╭─ Records to process

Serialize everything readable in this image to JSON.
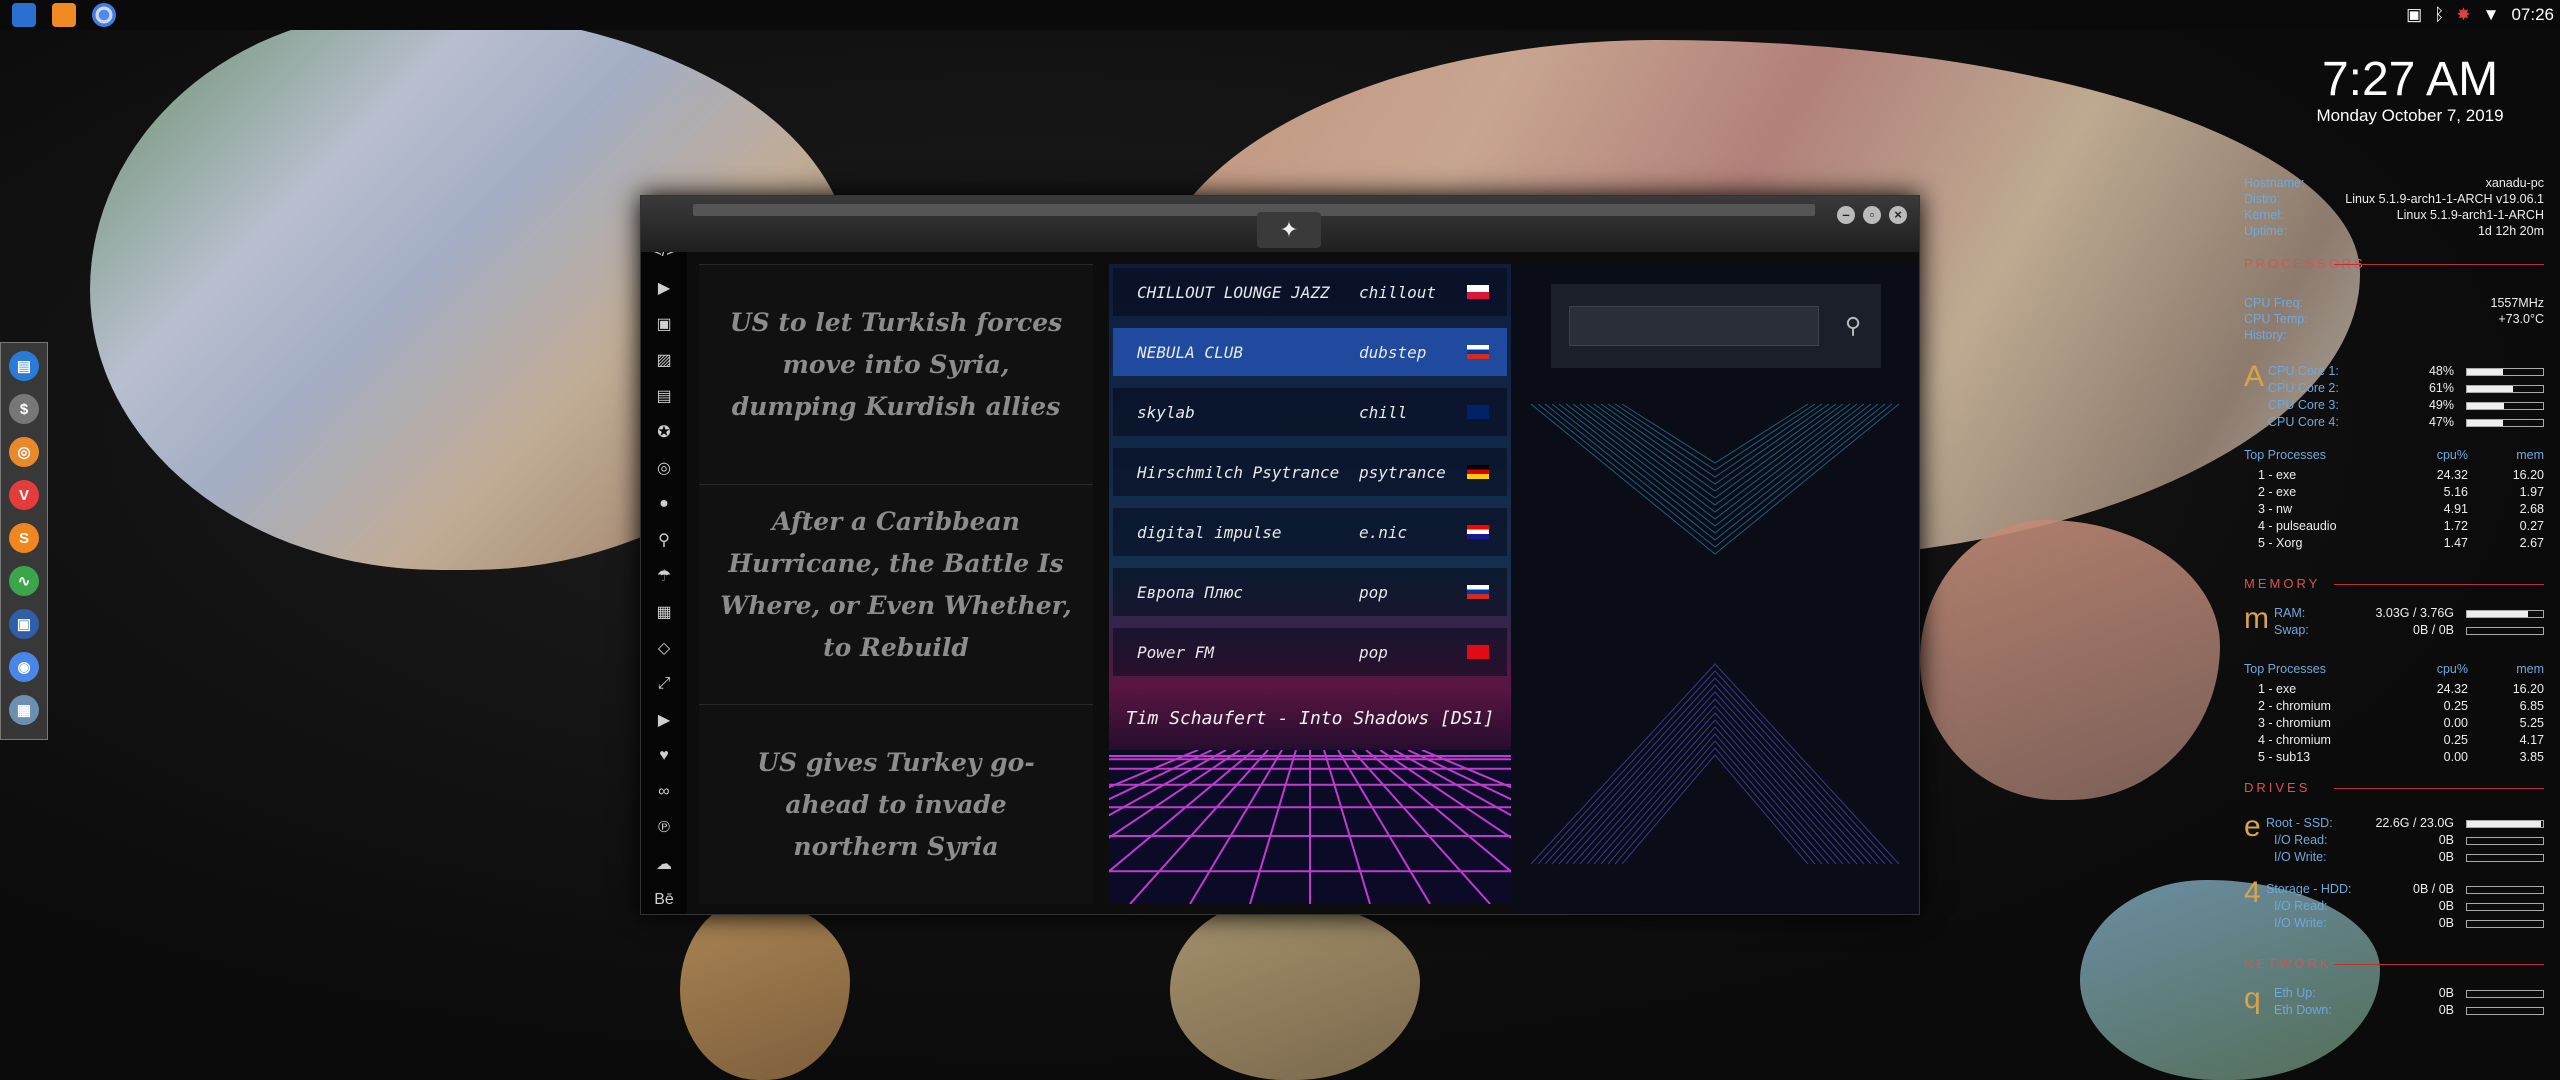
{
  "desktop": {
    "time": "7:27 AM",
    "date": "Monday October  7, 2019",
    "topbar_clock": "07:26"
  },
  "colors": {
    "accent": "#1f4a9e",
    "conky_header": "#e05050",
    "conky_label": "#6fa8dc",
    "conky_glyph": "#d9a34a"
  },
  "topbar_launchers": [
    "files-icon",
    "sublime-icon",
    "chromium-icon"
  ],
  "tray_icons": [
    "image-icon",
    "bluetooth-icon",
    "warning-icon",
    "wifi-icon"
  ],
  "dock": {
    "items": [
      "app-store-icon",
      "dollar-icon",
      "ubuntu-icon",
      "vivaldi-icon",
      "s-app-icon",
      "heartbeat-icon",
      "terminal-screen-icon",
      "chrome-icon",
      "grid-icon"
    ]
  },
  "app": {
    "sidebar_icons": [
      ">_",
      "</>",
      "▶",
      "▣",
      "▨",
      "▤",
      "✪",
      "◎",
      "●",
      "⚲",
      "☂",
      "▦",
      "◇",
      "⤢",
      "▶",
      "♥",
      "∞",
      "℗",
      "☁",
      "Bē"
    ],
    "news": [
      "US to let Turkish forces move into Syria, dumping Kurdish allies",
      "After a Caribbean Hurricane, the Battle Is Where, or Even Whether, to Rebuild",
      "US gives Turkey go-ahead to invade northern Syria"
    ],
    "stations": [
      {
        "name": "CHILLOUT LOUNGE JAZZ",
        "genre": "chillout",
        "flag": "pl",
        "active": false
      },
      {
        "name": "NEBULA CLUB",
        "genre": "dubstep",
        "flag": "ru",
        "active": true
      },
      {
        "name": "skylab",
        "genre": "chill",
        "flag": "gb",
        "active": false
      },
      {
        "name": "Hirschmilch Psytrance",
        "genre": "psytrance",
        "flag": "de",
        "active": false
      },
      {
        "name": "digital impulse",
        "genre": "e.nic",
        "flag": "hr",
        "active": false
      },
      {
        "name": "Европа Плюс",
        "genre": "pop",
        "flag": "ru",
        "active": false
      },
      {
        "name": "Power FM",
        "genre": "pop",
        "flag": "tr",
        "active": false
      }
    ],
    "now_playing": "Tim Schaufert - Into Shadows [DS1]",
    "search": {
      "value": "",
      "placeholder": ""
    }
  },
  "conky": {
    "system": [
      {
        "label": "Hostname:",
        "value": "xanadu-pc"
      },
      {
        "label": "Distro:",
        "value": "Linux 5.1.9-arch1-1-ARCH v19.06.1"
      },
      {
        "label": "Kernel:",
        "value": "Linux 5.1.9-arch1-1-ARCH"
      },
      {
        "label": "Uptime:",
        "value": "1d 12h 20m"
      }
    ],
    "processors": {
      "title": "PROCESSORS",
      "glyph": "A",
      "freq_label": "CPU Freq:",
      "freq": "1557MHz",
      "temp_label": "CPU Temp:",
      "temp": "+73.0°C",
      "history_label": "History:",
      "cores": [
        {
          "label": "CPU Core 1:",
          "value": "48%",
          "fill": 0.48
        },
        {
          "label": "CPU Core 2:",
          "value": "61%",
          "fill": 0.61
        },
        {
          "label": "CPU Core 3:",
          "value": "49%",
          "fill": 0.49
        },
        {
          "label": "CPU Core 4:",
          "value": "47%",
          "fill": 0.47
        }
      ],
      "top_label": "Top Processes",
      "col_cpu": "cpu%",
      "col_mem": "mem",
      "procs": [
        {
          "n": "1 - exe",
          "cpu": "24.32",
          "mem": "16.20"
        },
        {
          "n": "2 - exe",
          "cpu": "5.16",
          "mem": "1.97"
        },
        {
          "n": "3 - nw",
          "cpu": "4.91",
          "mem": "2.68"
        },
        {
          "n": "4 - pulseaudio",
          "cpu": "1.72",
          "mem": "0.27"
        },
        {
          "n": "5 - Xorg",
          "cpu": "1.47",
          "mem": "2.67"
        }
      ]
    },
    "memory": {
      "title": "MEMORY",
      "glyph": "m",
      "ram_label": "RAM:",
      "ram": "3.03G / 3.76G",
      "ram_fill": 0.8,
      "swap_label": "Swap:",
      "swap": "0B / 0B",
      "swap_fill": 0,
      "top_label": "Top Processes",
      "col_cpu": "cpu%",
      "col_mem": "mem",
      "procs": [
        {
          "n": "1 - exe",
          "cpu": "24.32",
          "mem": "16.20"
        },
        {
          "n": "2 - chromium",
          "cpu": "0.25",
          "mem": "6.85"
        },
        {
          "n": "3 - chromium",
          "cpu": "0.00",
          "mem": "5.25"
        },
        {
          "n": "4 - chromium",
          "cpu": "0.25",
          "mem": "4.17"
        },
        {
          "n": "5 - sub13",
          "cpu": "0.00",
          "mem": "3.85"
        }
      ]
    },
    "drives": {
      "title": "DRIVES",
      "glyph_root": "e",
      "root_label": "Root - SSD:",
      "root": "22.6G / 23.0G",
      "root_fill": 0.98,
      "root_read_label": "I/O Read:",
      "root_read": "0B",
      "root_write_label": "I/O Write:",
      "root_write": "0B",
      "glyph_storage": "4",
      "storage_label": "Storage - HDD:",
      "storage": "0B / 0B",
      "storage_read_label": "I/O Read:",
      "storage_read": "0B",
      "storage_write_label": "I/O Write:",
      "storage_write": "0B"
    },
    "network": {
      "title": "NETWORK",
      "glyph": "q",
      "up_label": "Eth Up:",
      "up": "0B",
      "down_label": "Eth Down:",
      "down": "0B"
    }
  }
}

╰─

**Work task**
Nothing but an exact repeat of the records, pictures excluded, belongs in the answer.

**Exercise result**
Serialize everything readable in this image to JSON.
{
  "desktop": {
    "time": "7:27 AM",
    "date": "Monday October  7, 2019",
    "topbar_clock": "07:26"
  },
  "colors": {
    "accent": "#1f4a9e",
    "conky_header": "#e05050",
    "conky_label": "#6fa8dc",
    "conky_glyph": "#d9a34a"
  },
  "topbar_launchers": [
    "files-icon",
    "sublime-icon",
    "chromium-icon"
  ],
  "tray_icons": [
    "image-icon",
    "bluetooth-icon",
    "warning-icon",
    "wifi-icon"
  ],
  "dock": {
    "items": [
      "app-store-icon",
      "dollar-icon",
      "ubuntu-icon",
      "vivaldi-icon",
      "s-app-icon",
      "heartbeat-icon",
      "terminal-screen-icon",
      "chrome-icon",
      "grid-icon"
    ]
  },
  "app": {
    "sidebar_icons": [
      ">_",
      "</>",
      "▶",
      "▣",
      "▨",
      "▤",
      "✪",
      "◎",
      "●",
      "⚲",
      "☂",
      "▦",
      "◇",
      "⤢",
      "▶",
      "♥",
      "∞",
      "℗",
      "☁",
      "Bē"
    ],
    "news": [
      "US to let Turkish forces move into Syria, dumping Kurdish allies",
      "After a Caribbean Hurricane, the Battle Is Where, or Even Whether, to Rebuild",
      "US gives Turkey go-ahead to invade northern Syria"
    ],
    "stations": [
      {
        "name": "CHILLOUT LOUNGE JAZZ",
        "genre": "chillout",
        "flag": "pl",
        "active": false
      },
      {
        "name": "NEBULA CLUB",
        "genre": "dubstep",
        "flag": "ru",
        "active": true
      },
      {
        "name": "skylab",
        "genre": "chill",
        "flag": "gb",
        "active": false
      },
      {
        "name": "Hirschmilch Psytrance",
        "genre": "psytrance",
        "flag": "de",
        "active": false
      },
      {
        "name": "digital impulse",
        "genre": "e.nic",
        "flag": "hr",
        "active": false
      },
      {
        "name": "Европа Плюс",
        "genre": "pop",
        "flag": "ru",
        "active": false
      },
      {
        "name": "Power FM",
        "genre": "pop",
        "flag": "tr",
        "active": false
      }
    ],
    "now_playing": "Tim Schaufert - Into Shadows [DS1]",
    "search": {
      "value": "",
      "placeholder": ""
    }
  },
  "conky": {
    "system": [
      {
        "label": "Hostname:",
        "value": "xanadu-pc"
      },
      {
        "label": "Distro:",
        "value": "Linux 5.1.9-arch1-1-ARCH v19.06.1"
      },
      {
        "label": "Kernel:",
        "value": "Linux 5.1.9-arch1-1-ARCH"
      },
      {
        "label": "Uptime:",
        "value": "1d 12h 20m"
      }
    ],
    "processors": {
      "title": "PROCESSORS",
      "glyph": "A",
      "freq_label": "CPU Freq:",
      "freq": "1557MHz",
      "temp_label": "CPU Temp:",
      "temp": "+73.0°C",
      "history_label": "History:",
      "cores": [
        {
          "label": "CPU Core 1:",
          "value": "48%",
          "fill": 0.48
        },
        {
          "label": "CPU Core 2:",
          "value": "61%",
          "fill": 0.61
        },
        {
          "label": "CPU Core 3:",
          "value": "49%",
          "fill": 0.49
        },
        {
          "label": "CPU Core 4:",
          "value": "47%",
          "fill": 0.47
        }
      ],
      "top_label": "Top Processes",
      "col_cpu": "cpu%",
      "col_mem": "mem",
      "procs": [
        {
          "n": "1 - exe",
          "cpu": "24.32",
          "mem": "16.20"
        },
        {
          "n": "2 - exe",
          "cpu": "5.16",
          "mem": "1.97"
        },
        {
          "n": "3 - nw",
          "cpu": "4.91",
          "mem": "2.68"
        },
        {
          "n": "4 - pulseaudio",
          "cpu": "1.72",
          "mem": "0.27"
        },
        {
          "n": "5 - Xorg",
          "cpu": "1.47",
          "mem": "2.67"
        }
      ]
    },
    "memory": {
      "title": "MEMORY",
      "glyph": "m",
      "ram_label": "RAM:",
      "ram": "3.03G / 3.76G",
      "ram_fill": 0.8,
      "swap_label": "Swap:",
      "swap": "0B / 0B",
      "swap_fill": 0,
      "top_label": "Top Processes",
      "col_cpu": "cpu%",
      "col_mem": "mem",
      "procs": [
        {
          "n": "1 - exe",
          "cpu": "24.32",
          "mem": "16.20"
        },
        {
          "n": "2 - chromium",
          "cpu": "0.25",
          "mem": "6.85"
        },
        {
          "n": "3 - chromium",
          "cpu": "0.00",
          "mem": "5.25"
        },
        {
          "n": "4 - chromium",
          "cpu": "0.25",
          "mem": "4.17"
        },
        {
          "n": "5 - sub13",
          "cpu": "0.00",
          "mem": "3.85"
        }
      ]
    },
    "drives": {
      "title": "DRIVES",
      "glyph_root": "e",
      "root_label": "Root - SSD:",
      "root": "22.6G / 23.0G",
      "root_fill": 0.98,
      "root_read_label": "I/O Read:",
      "root_read": "0B",
      "root_write_label": "I/O Write:",
      "root_write": "0B",
      "glyph_storage": "4",
      "storage_label": "Storage - HDD:",
      "storage": "0B / 0B",
      "storage_read_label": "I/O Read:",
      "storage_read": "0B",
      "storage_write_label": "I/O Write:",
      "storage_write": "0B"
    },
    "network": {
      "title": "NETWORK",
      "glyph": "q",
      "up_label": "Eth Up:",
      "up": "0B",
      "down_label": "Eth Down:",
      "down": "0B"
    }
  }
}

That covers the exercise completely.